◆ **Task statement**
Please set down each entry exactly, omitting any picture it holds.

◆ **Supplied material**
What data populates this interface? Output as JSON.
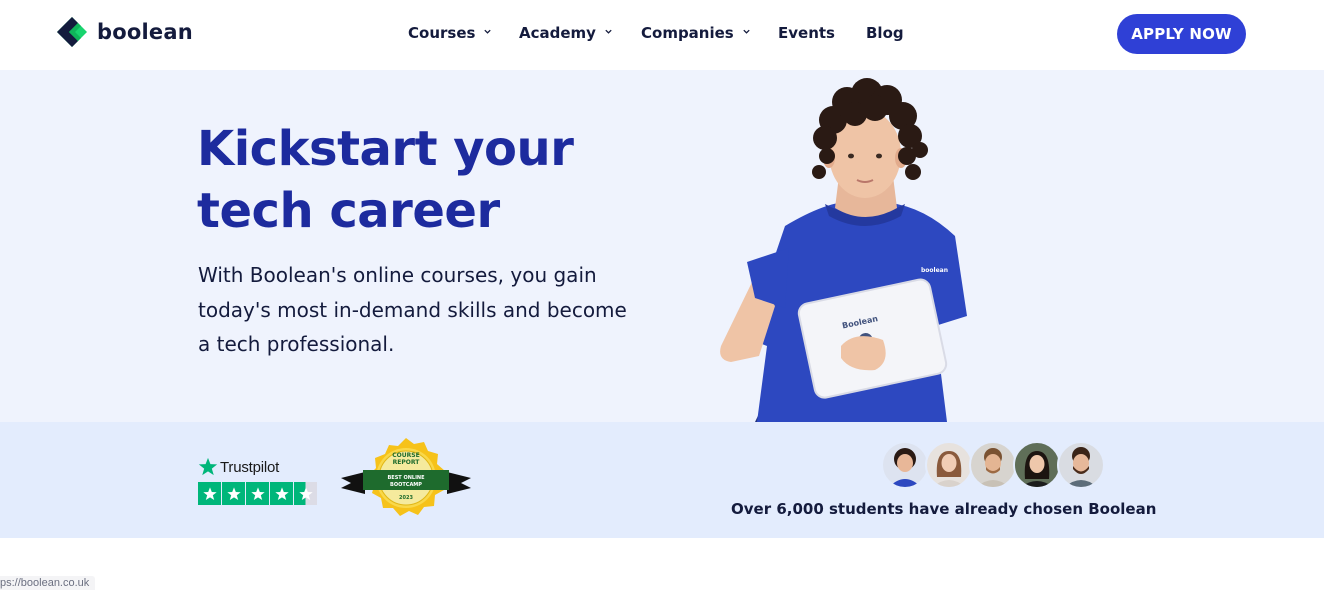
{
  "brand": {
    "name": "boolean"
  },
  "nav": {
    "items": [
      {
        "label": "Courses",
        "has_dropdown": true
      },
      {
        "label": "Academy",
        "has_dropdown": true
      },
      {
        "label": "Companies",
        "has_dropdown": true
      },
      {
        "label": "Events",
        "has_dropdown": false
      },
      {
        "label": "Blog",
        "has_dropdown": false
      }
    ],
    "cta_label": "APPLY NOW"
  },
  "hero": {
    "title_lines": [
      "Kickstart your",
      "tech career"
    ],
    "subtitle_lines": [
      "With Boolean's online courses, you gain",
      "today's most in-demand skills and become",
      "a tech professional."
    ],
    "shirt_logo": "boolean",
    "laptop_logo": "Boolean"
  },
  "proof": {
    "trustpilot": {
      "brand": "Trustpilot",
      "rating_stars": 4.5,
      "max_stars": 5
    },
    "badge": {
      "line1": "COURSE",
      "line2": "REPORT",
      "line3": "BEST ONLINE",
      "line4": "BOOTCAMP",
      "year": "2023"
    },
    "avatars_count": 5,
    "students_text": "Over 6,000 students have already chosen Boolean"
  },
  "status_bar": {
    "url": "ps://boolean.co.uk"
  },
  "colors": {
    "accent": "#2f40d6",
    "headline": "#1d2b9e",
    "hero_bg": "#eff3fd",
    "proof_bg": "#e3ecfd",
    "logo_green": "#18d46e",
    "trustpilot_green": "#00b67a"
  }
}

◆ **Exercise answer**
What data populates this interface? Output as JSON.
{
  "brand": {
    "name": "boolean"
  },
  "nav": {
    "items": [
      {
        "label": "Courses",
        "has_dropdown": true
      },
      {
        "label": "Academy",
        "has_dropdown": true
      },
      {
        "label": "Companies",
        "has_dropdown": true
      },
      {
        "label": "Events",
        "has_dropdown": false
      },
      {
        "label": "Blog",
        "has_dropdown": false
      }
    ],
    "cta_label": "APPLY NOW"
  },
  "hero": {
    "title_lines": [
      "Kickstart your",
      "tech career"
    ],
    "subtitle_lines": [
      "With Boolean's online courses, you gain",
      "today's most in-demand skills and become",
      "a tech professional."
    ],
    "shirt_logo": "boolean",
    "laptop_logo": "Boolean"
  },
  "proof": {
    "trustpilot": {
      "brand": "Trustpilot",
      "rating_stars": 4.5,
      "max_stars": 5
    },
    "badge": {
      "line1": "COURSE",
      "line2": "REPORT",
      "line3": "BEST ONLINE",
      "line4": "BOOTCAMP",
      "year": "2023"
    },
    "avatars_count": 5,
    "students_text": "Over 6,000 students have already chosen Boolean"
  },
  "status_bar": {
    "url": "ps://boolean.co.uk"
  },
  "colors": {
    "accent": "#2f40d6",
    "headline": "#1d2b9e",
    "hero_bg": "#eff3fd",
    "proof_bg": "#e3ecfd",
    "logo_green": "#18d46e",
    "trustpilot_green": "#00b67a"
  }
}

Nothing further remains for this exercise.